__Instructions for the task__.
Copy out each line of the entries where the word "producto" is present.

Items from a data source
BEGIN
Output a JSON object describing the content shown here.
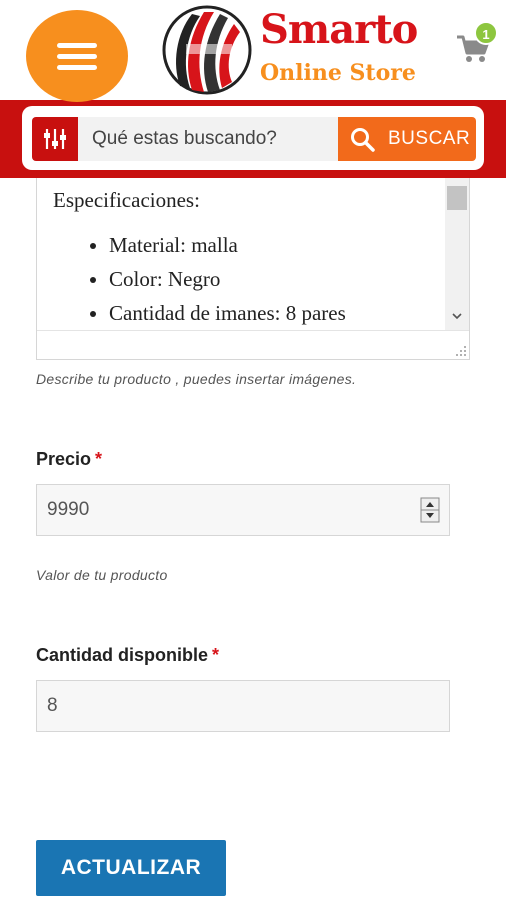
{
  "header": {
    "menu_icon": "hamburger-icon",
    "brand_name": "Smarto",
    "brand_tagline": "Online Store",
    "cart_icon": "cart-icon",
    "cart_count": "1"
  },
  "search": {
    "filter_icon": "sliders-icon",
    "placeholder": "Qué estas buscando?",
    "button_icon": "search-icon",
    "button_label": "BUSCAR"
  },
  "description": {
    "heading": "Especificaciones:",
    "items": [
      "Material: malla",
      "Color: Negro",
      "Cantidad de imanes: 8 pares"
    ],
    "hint": "Describe tu producto , puedes insertar imágenes."
  },
  "price": {
    "label": "Precio",
    "required_mark": "*",
    "value": "9990",
    "hint": "Valor de tu producto"
  },
  "quantity": {
    "label": "Cantidad disponible",
    "required_mark": "*",
    "value": "8"
  },
  "actions": {
    "update_label": "ACTUALIZAR"
  },
  "colors": {
    "brand_red": "#c8100f",
    "brand_orange": "#f78f1e",
    "search_orange": "#f26a1b",
    "badge_green": "#8dc63f",
    "button_blue": "#1a75b3"
  }
}
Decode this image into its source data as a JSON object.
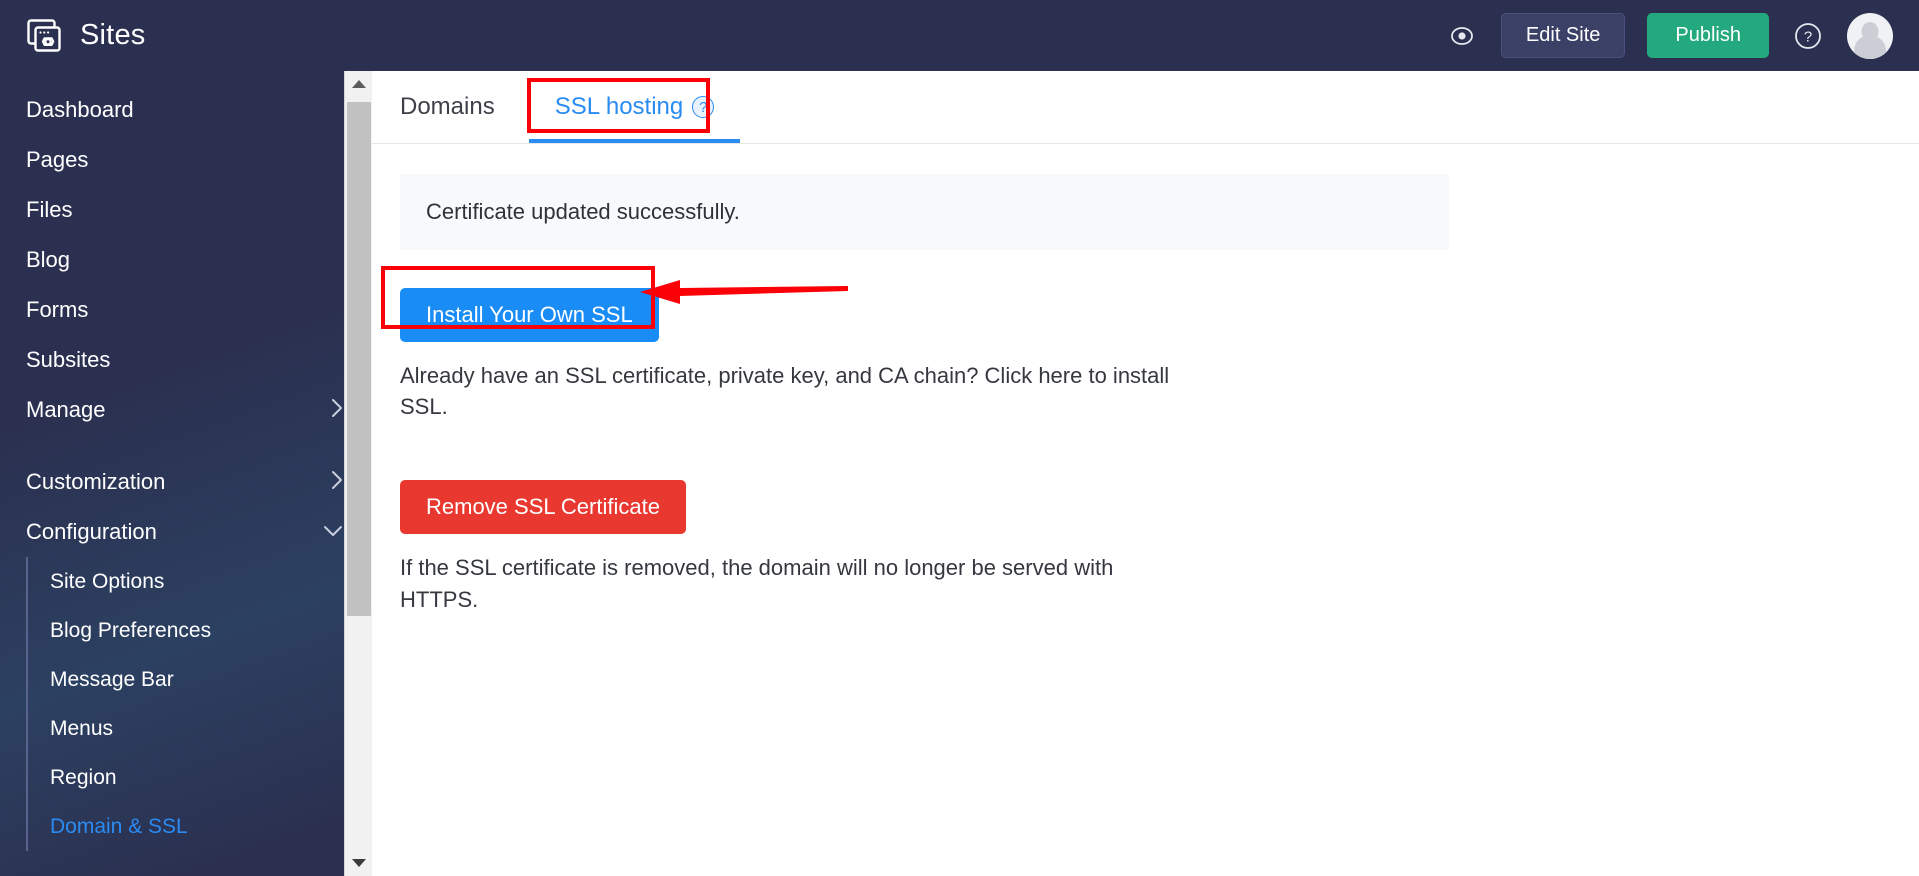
{
  "topbar": {
    "brand_icon": "sites-logo-icon",
    "brand_title": "Sites",
    "preview_icon": "eye-preview-icon",
    "edit_site_label": "Edit Site",
    "publish_label": "Publish",
    "help_icon": "question-mark-icon",
    "avatar_icon": "user-avatar-icon",
    "colors": {
      "bar_bg": "#2b3050",
      "edit_btn_bg": "#3b4066",
      "publish_btn_bg": "#23a97d"
    }
  },
  "sidebar": {
    "items": [
      {
        "label": "Dashboard",
        "chevron": ""
      },
      {
        "label": "Pages",
        "chevron": ""
      },
      {
        "label": "Files",
        "chevron": ""
      },
      {
        "label": "Blog",
        "chevron": ""
      },
      {
        "label": "Forms",
        "chevron": ""
      },
      {
        "label": "Subsites",
        "chevron": ""
      },
      {
        "label": "Manage",
        "chevron": "›"
      },
      {
        "label": "Customization",
        "chevron": "›"
      },
      {
        "label": "Configuration",
        "chevron": "⌄"
      }
    ],
    "submenu": [
      {
        "label": "Site Options",
        "active": false
      },
      {
        "label": "Blog Preferences",
        "active": false
      },
      {
        "label": "Message Bar",
        "active": false
      },
      {
        "label": "Menus",
        "active": false
      },
      {
        "label": "Region",
        "active": false
      },
      {
        "label": "Domain & SSL",
        "active": true
      }
    ],
    "active_color": "#2a8bf2",
    "scrollbar": {
      "up_arrow_icon": "scroll-up-arrow-icon",
      "down_arrow_icon": "scroll-down-arrow-icon",
      "thumb_icon": "scrollbar-thumb"
    }
  },
  "content": {
    "tabs": [
      {
        "label": "Domains",
        "active": false,
        "has_help": false
      },
      {
        "label": "SSL hosting",
        "active": true,
        "has_help": true,
        "help_glyph": "?"
      }
    ],
    "alert": {
      "message": "Certificate updated successfully.",
      "bg": "#f6fafd"
    },
    "install": {
      "button_label": "Install Your Own SSL",
      "button_color": "#1a8cf5",
      "description": "Already have an SSL certificate, private key, and CA chain? Click here to install SSL."
    },
    "remove": {
      "button_label": "Remove SSL Certificate",
      "button_color": "#e8382f",
      "description": "If the SSL certificate is removed, the domain will no longer be served with HTTPS."
    }
  },
  "annotations": {
    "highlight_color": "#fb0007",
    "boxes": [
      {
        "name": "ssl-hosting-tab-highlight"
      },
      {
        "name": "install-your-own-ssl-button-highlight"
      }
    ],
    "arrow": {
      "name": "pointer-arrow-to-install-button"
    }
  }
}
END
__Answer box__.
    "hint": "Describe tu producto , puedes insertar imágenes."
    "hint": "Valor de tu producto"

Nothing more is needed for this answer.